Last month, I presented at the 11th Annual Diversity Summit in Houston on “Negotiating for What You Want.” At the conference, I heard a senior director from Catalyst (a leading organization focused on advancing women) speak about “Unwritten Rules: What You Don’t Know Can Hurt You.” Like the presenter, I wish I could say that doing a good job is enough. It simply isn’t. Although performance matters, understanding and playing by the unwritten rules can have a huge impact on your career advancement.
So I want to share just three of the strategies or “learning approaches” that Catalyst found in their research to help discover the unwritten rules. Their research goes on to share the effectiveness of each strategy in career advancement, and breaks down the data by gender.
This approach involves taking time to really understand how things work by paying attention to what other successful employees do, how they behave and who gets promoted. Almost 90 percent of survey respondents said they had learned through observation, and 49 percent would recommend this approach.
Most of us have a lot going on day-to-day, so this strategy may not get the attention it deserves. So, take a minute right now to ask yourself how often you take time to simply notice what is going on around you, and connect the dots. As organizations go through changes, and leaders move up or out, taking time to do this periodically may give you some important insight.
2. Mentoring and Feedback

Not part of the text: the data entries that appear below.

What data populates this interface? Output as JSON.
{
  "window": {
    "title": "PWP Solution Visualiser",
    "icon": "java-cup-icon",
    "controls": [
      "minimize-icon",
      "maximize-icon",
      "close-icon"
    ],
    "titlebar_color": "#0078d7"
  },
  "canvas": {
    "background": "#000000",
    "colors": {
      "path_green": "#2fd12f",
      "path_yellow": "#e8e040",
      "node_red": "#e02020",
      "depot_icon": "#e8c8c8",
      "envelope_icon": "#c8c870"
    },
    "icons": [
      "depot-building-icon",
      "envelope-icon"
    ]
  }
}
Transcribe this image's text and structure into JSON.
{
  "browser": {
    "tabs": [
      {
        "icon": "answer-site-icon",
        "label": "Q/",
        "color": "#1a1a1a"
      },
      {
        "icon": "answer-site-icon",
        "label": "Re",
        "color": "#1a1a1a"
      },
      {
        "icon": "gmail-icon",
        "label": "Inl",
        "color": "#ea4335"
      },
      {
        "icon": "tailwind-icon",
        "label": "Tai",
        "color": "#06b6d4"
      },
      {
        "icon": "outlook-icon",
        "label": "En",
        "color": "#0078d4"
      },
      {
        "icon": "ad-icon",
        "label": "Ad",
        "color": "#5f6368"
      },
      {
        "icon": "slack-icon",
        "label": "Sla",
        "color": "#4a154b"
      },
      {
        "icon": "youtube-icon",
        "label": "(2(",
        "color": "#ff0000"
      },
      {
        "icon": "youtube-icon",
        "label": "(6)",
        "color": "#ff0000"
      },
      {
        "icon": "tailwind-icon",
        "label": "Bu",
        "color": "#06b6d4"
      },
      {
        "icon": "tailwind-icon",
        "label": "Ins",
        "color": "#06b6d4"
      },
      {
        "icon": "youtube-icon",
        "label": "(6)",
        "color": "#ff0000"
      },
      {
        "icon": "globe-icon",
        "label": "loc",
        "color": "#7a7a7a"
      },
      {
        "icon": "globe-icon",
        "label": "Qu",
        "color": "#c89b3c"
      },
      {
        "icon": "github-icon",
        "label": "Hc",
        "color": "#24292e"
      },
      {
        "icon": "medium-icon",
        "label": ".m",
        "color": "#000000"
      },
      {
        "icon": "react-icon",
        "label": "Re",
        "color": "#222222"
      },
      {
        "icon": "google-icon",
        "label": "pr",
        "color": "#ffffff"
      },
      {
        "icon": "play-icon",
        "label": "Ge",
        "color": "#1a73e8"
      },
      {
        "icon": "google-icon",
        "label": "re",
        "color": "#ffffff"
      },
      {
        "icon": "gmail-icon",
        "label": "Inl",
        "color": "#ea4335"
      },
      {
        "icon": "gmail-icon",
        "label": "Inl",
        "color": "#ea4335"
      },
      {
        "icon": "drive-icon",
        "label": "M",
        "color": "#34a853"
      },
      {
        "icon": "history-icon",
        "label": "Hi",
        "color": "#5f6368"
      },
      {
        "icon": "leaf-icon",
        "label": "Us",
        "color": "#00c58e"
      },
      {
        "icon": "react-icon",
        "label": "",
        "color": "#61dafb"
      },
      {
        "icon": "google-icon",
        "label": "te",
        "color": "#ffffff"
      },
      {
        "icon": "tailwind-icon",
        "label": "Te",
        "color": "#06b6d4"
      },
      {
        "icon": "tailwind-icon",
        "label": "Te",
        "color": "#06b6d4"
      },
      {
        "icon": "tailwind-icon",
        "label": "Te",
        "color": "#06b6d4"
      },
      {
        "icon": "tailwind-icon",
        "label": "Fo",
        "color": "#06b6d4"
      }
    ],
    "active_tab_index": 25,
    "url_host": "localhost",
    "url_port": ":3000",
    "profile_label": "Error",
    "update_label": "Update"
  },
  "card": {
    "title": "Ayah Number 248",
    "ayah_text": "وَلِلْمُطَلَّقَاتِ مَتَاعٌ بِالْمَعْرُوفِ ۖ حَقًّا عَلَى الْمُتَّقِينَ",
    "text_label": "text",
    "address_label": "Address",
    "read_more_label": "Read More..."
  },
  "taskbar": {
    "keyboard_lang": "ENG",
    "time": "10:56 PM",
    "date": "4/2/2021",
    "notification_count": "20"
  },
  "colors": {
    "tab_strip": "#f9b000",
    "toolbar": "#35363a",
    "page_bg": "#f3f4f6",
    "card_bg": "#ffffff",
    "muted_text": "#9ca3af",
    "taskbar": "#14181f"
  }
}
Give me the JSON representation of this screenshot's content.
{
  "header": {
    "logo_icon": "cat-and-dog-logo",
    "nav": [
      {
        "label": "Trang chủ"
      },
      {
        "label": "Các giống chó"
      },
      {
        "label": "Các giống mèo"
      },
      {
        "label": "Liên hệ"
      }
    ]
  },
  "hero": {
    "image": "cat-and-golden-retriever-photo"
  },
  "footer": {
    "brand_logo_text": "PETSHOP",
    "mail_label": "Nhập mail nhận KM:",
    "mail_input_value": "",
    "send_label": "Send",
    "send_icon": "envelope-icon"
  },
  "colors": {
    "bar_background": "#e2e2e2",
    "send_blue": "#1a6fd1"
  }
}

The second key learning approach centers around regularly seeking guidance and input from others about what it takes to succeed, staying in tune with your own behavior and performance, and using the information to understand what matters most in the organization. Eighty percent said they used this approach, and 32 percent would recommend it to others.
Remember that engaging others in giving you guidance and feedback can also go a long way in creating sponsors, people who have a vested interested in your success and will advocate on your behalf.
3. Trial and Error
This strategy, which some may call “learning from the school of hard knocks,” is all about figuring out what works and doesn’t as you go along. Although a huge percentage of respondents learned unwritten rules this way — 78 percent to be exact — only 18 percent found this approach helpful.
Wow, wouldn’t it be nice if someone just saved you the trouble and handed you a list of all the unwritten rules? Since that probably won’t happen, think about one small step you can take to put one of the most effective strategies into play for yourself.
Neena Newberry is an executive coach and consultant with operations in Dallas and Houston. She is the president of Newberry Executive Coaching and Consulting LLC and has over 17 years of experience coaching and advising clients in midsize to Fortune 500 companies. She works with high-performing managers and leaders to get even better results and specializes in working with women in dual career families. Sign up for her weekly articles by visiting the top left-hand corner of her company home page.
Note: This article originally appeared on McCombs TODAY.